Report back each line of the data that contains the word "Custom".
------------------------------------------------------------
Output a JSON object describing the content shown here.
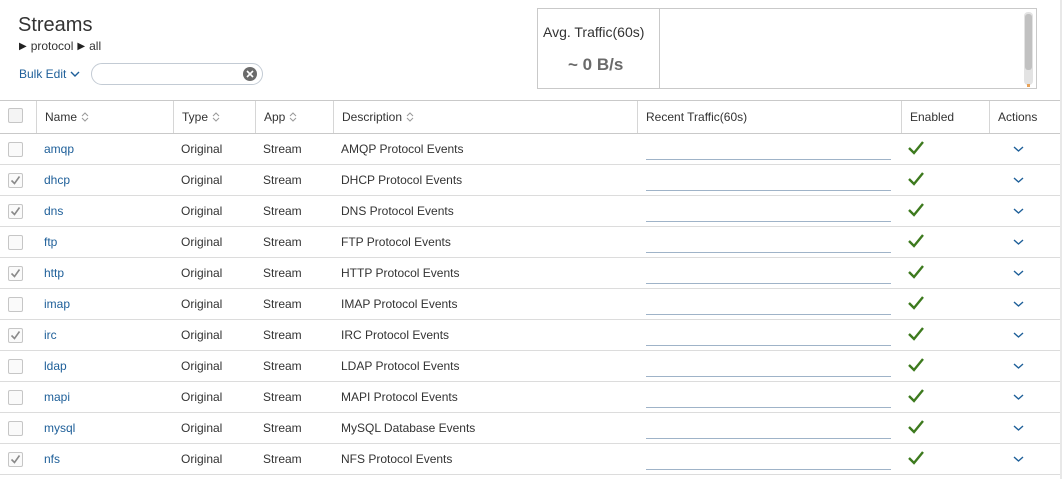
{
  "page": {
    "title": "Streams",
    "breadcrumb": [
      "protocol",
      "all"
    ]
  },
  "toolbar": {
    "bulk_edit_label": "Bulk Edit",
    "search_value": "",
    "search_placeholder": ""
  },
  "traffic": {
    "label": "Avg. Traffic(60s)",
    "value": "~ 0 B/s"
  },
  "table": {
    "columns": [
      "Name",
      "Type",
      "App",
      "Description",
      "Recent Traffic(60s)",
      "Enabled",
      "Actions"
    ],
    "rows": [
      {
        "checked": false,
        "name": "amqp",
        "type": "Original",
        "app": "Stream",
        "description": "AMQP Protocol Events",
        "enabled": true
      },
      {
        "checked": true,
        "name": "dhcp",
        "type": "Original",
        "app": "Stream",
        "description": "DHCP Protocol Events",
        "enabled": true
      },
      {
        "checked": true,
        "name": "dns",
        "type": "Original",
        "app": "Stream",
        "description": "DNS Protocol Events",
        "enabled": true
      },
      {
        "checked": false,
        "name": "ftp",
        "type": "Original",
        "app": "Stream",
        "description": "FTP Protocol Events",
        "enabled": true
      },
      {
        "checked": true,
        "name": "http",
        "type": "Original",
        "app": "Stream",
        "description": "HTTP Protocol Events",
        "enabled": true
      },
      {
        "checked": false,
        "name": "imap",
        "type": "Original",
        "app": "Stream",
        "description": "IMAP Protocol Events",
        "enabled": true
      },
      {
        "checked": true,
        "name": "irc",
        "type": "Original",
        "app": "Stream",
        "description": "IRC Protocol Events",
        "enabled": true
      },
      {
        "checked": false,
        "name": "ldap",
        "type": "Original",
        "app": "Stream",
        "description": "LDAP Protocol Events",
        "enabled": true
      },
      {
        "checked": false,
        "name": "mapi",
        "type": "Original",
        "app": "Stream",
        "description": "MAPI Protocol Events",
        "enabled": true
      },
      {
        "checked": false,
        "name": "mysql",
        "type": "Original",
        "app": "Stream",
        "description": "MySQL Database Events",
        "enabled": true
      },
      {
        "checked": true,
        "name": "nfs",
        "type": "Original",
        "app": "Stream",
        "description": "NFS Protocol Events",
        "enabled": true
      }
    ]
  },
  "colors": {
    "link": "#1e5f99",
    "enabled_check": "#3d7a1e",
    "border": "#c9c9c9"
  }
}
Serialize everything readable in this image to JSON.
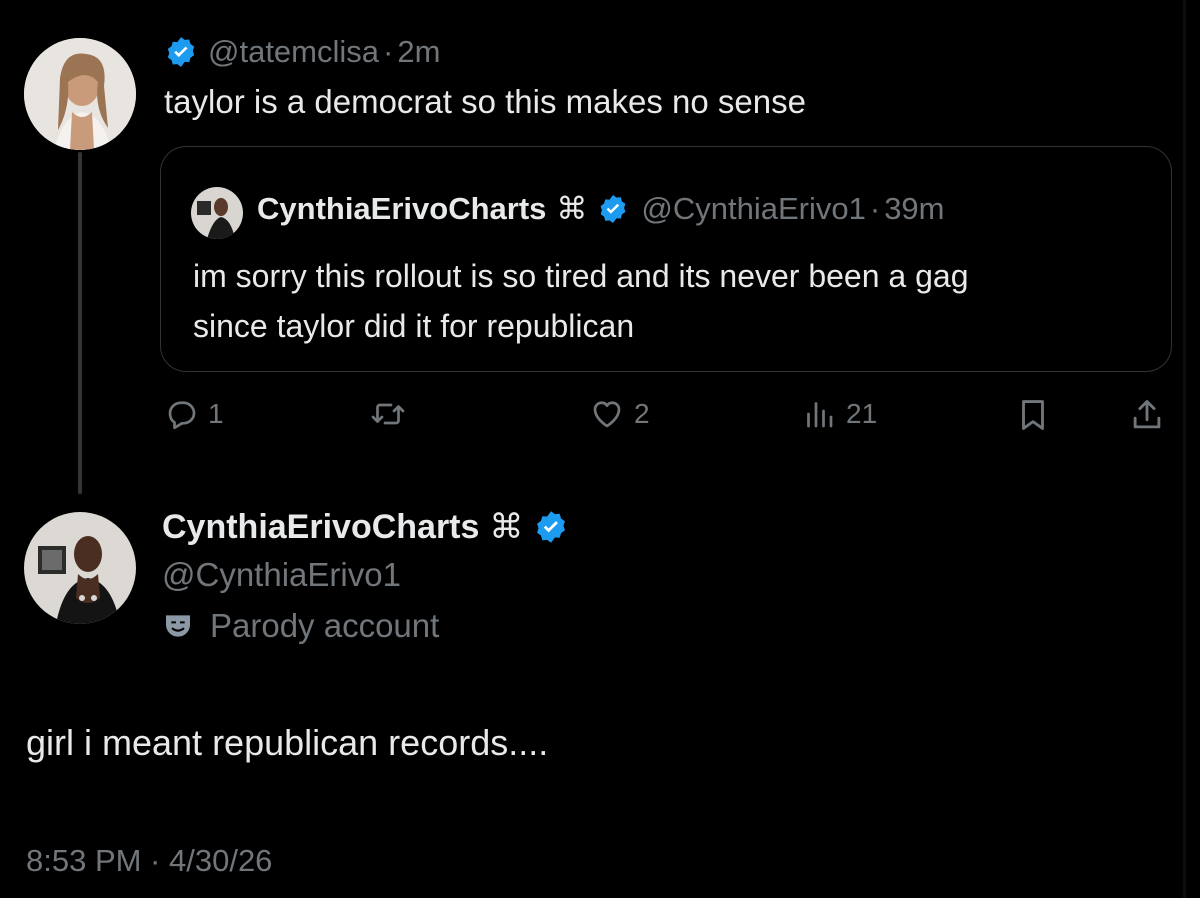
{
  "reply_tweet": {
    "handle": "@tatemclisa",
    "time": "2m",
    "text": "taylor is a democrat so this makes no sense"
  },
  "quoted_tweet": {
    "display_name": "CynthiaErivoCharts",
    "name_symbol": "⌘",
    "handle": "@CynthiaErivo1",
    "time": "39m",
    "text_line1": "im sorry this rollout is so tired and its never been a gag",
    "text_line2": "since taylor did it for republican"
  },
  "actions": {
    "replies": "1",
    "likes": "2",
    "views": "21"
  },
  "main_tweet": {
    "display_name": "CynthiaErivoCharts",
    "name_symbol": "⌘",
    "handle": "@CynthiaErivo1",
    "label": "Parody account",
    "text": "girl i meant republican records....",
    "timestamp": "8:53 PM · 4/30/26"
  },
  "icons": {
    "verified": "verified-badge-icon",
    "reply": "reply-icon",
    "repost": "repost-icon",
    "like": "heart-icon",
    "views": "views-icon",
    "bookmark": "bookmark-icon",
    "share": "share-icon",
    "parody": "mask-icon"
  },
  "colors": {
    "background": "#000000",
    "text": "#e7e9ea",
    "muted": "#71767b",
    "verified": "#1d9bf0",
    "border": "#2f3336"
  }
}
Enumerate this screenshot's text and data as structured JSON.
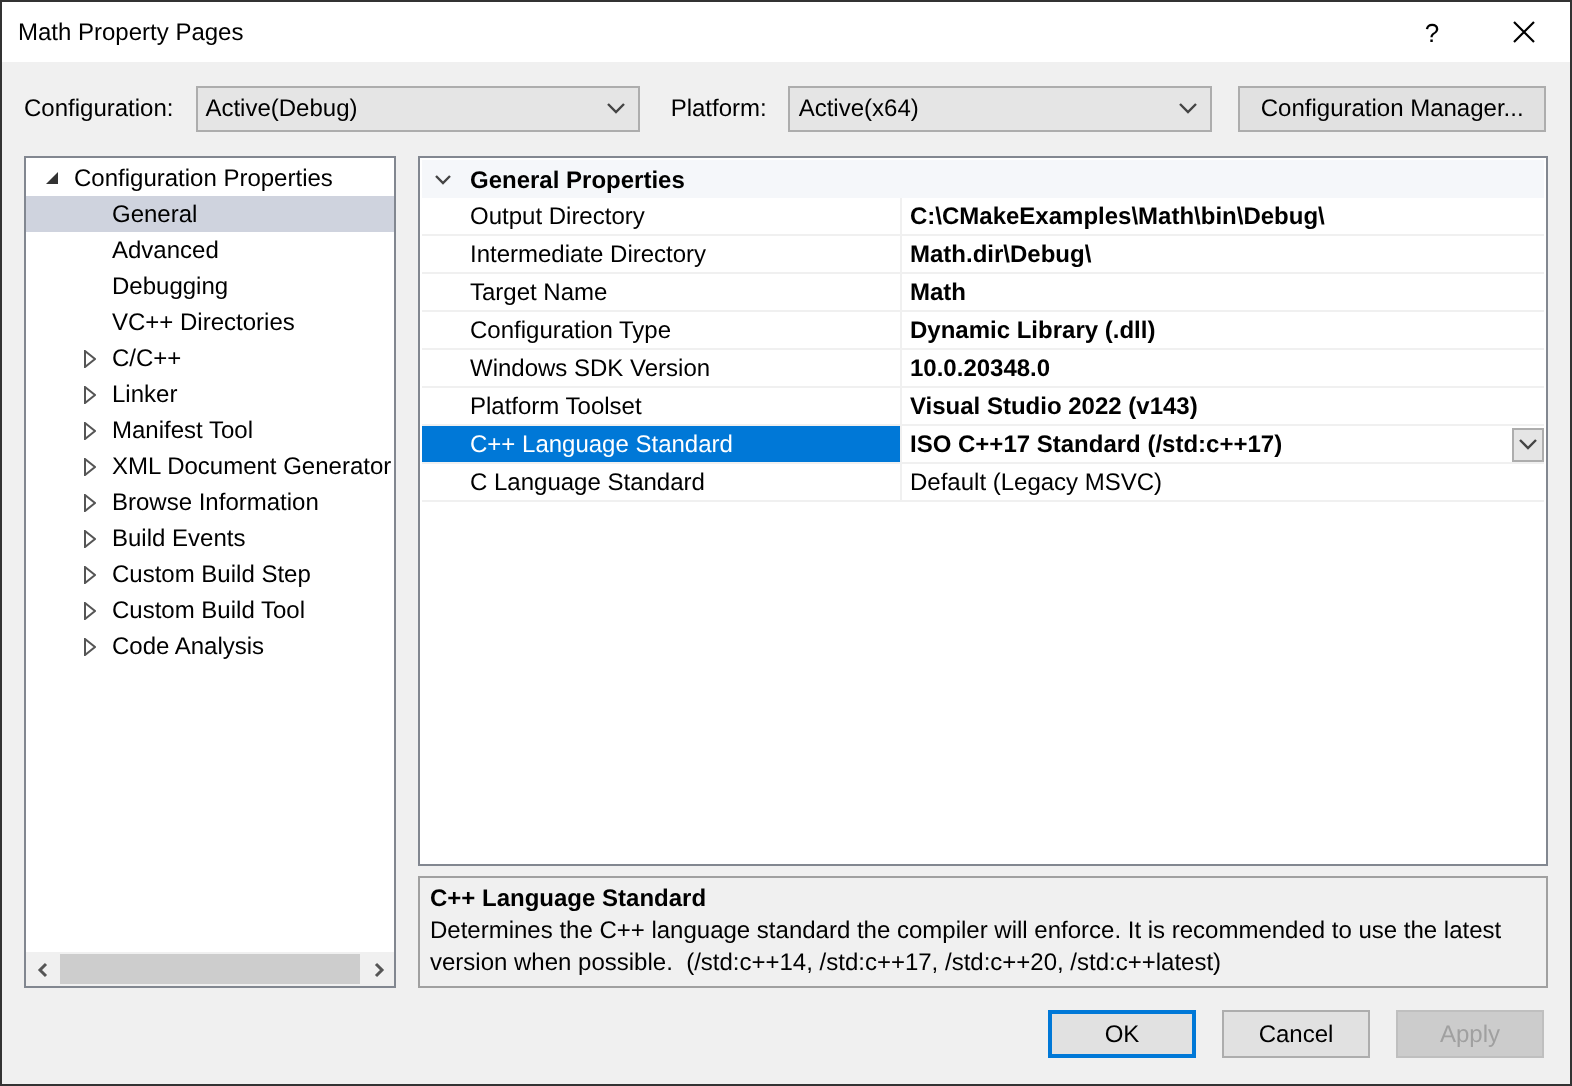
{
  "window": {
    "title": "Math Property Pages",
    "help": "?"
  },
  "configuration": {
    "label": "Configuration:",
    "value": "Active(Debug)"
  },
  "platform": {
    "label": "Platform:",
    "value": "Active(x64)"
  },
  "configuration_manager": "Configuration Manager...",
  "tree": [
    {
      "label": "Configuration Properties",
      "kind": "group",
      "expanded": true,
      "selected": false,
      "children": [
        {
          "label": "General",
          "kind": "leaf",
          "selected": true
        },
        {
          "label": "Advanced",
          "kind": "leaf",
          "selected": false
        },
        {
          "label": "Debugging",
          "kind": "leaf",
          "selected": false
        },
        {
          "label": "VC++ Directories",
          "kind": "leaf",
          "selected": false
        },
        {
          "label": "C/C++",
          "kind": "group",
          "expanded": false,
          "selected": false
        },
        {
          "label": "Linker",
          "kind": "group",
          "expanded": false,
          "selected": false
        },
        {
          "label": "Manifest Tool",
          "kind": "group",
          "expanded": false,
          "selected": false
        },
        {
          "label": "XML Document Generator",
          "kind": "group",
          "expanded": false,
          "selected": false
        },
        {
          "label": "Browse Information",
          "kind": "group",
          "expanded": false,
          "selected": false
        },
        {
          "label": "Build Events",
          "kind": "group",
          "expanded": false,
          "selected": false
        },
        {
          "label": "Custom Build Step",
          "kind": "group",
          "expanded": false,
          "selected": false
        },
        {
          "label": "Custom Build Tool",
          "kind": "group",
          "expanded": false,
          "selected": false
        },
        {
          "label": "Code Analysis",
          "kind": "group",
          "expanded": false,
          "selected": false
        }
      ]
    }
  ],
  "properties": {
    "section": "General Properties",
    "expanded": true,
    "rows": [
      {
        "name": "Output Directory",
        "value": "C:\\CMakeExamples\\Math\\bin\\Debug\\",
        "bold": true,
        "selected": false
      },
      {
        "name": "Intermediate Directory",
        "value": "Math.dir\\Debug\\",
        "bold": true,
        "selected": false
      },
      {
        "name": "Target Name",
        "value": "Math",
        "bold": true,
        "selected": false
      },
      {
        "name": "Configuration Type",
        "value": "Dynamic Library (.dll)",
        "bold": true,
        "selected": false
      },
      {
        "name": "Windows SDK Version",
        "value": "10.0.20348.0",
        "bold": true,
        "selected": false
      },
      {
        "name": "Platform Toolset",
        "value": "Visual Studio 2022 (v143)",
        "bold": true,
        "selected": false
      },
      {
        "name": "C++ Language Standard",
        "value": "ISO C++17 Standard (/std:c++17)",
        "bold": true,
        "selected": true
      },
      {
        "name": "C Language Standard",
        "value": "Default (Legacy MSVC)",
        "bold": false,
        "selected": false
      }
    ]
  },
  "description": {
    "title": "C++ Language Standard",
    "text": "Determines the C++ language standard the compiler will enforce. It is recommended to use the latest version when possible.  (/std:c++14, /std:c++17, /std:c++20, /std:c++latest)"
  },
  "buttons": [
    {
      "label": "OK",
      "default": true,
      "disabled": false
    },
    {
      "label": "Cancel",
      "default": false,
      "disabled": false
    },
    {
      "label": "Apply",
      "default": false,
      "disabled": true
    }
  ]
}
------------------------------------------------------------
* _Answer for this exercise_
          "label": "Custom Build Step",
          "label": "Custom Build Tool",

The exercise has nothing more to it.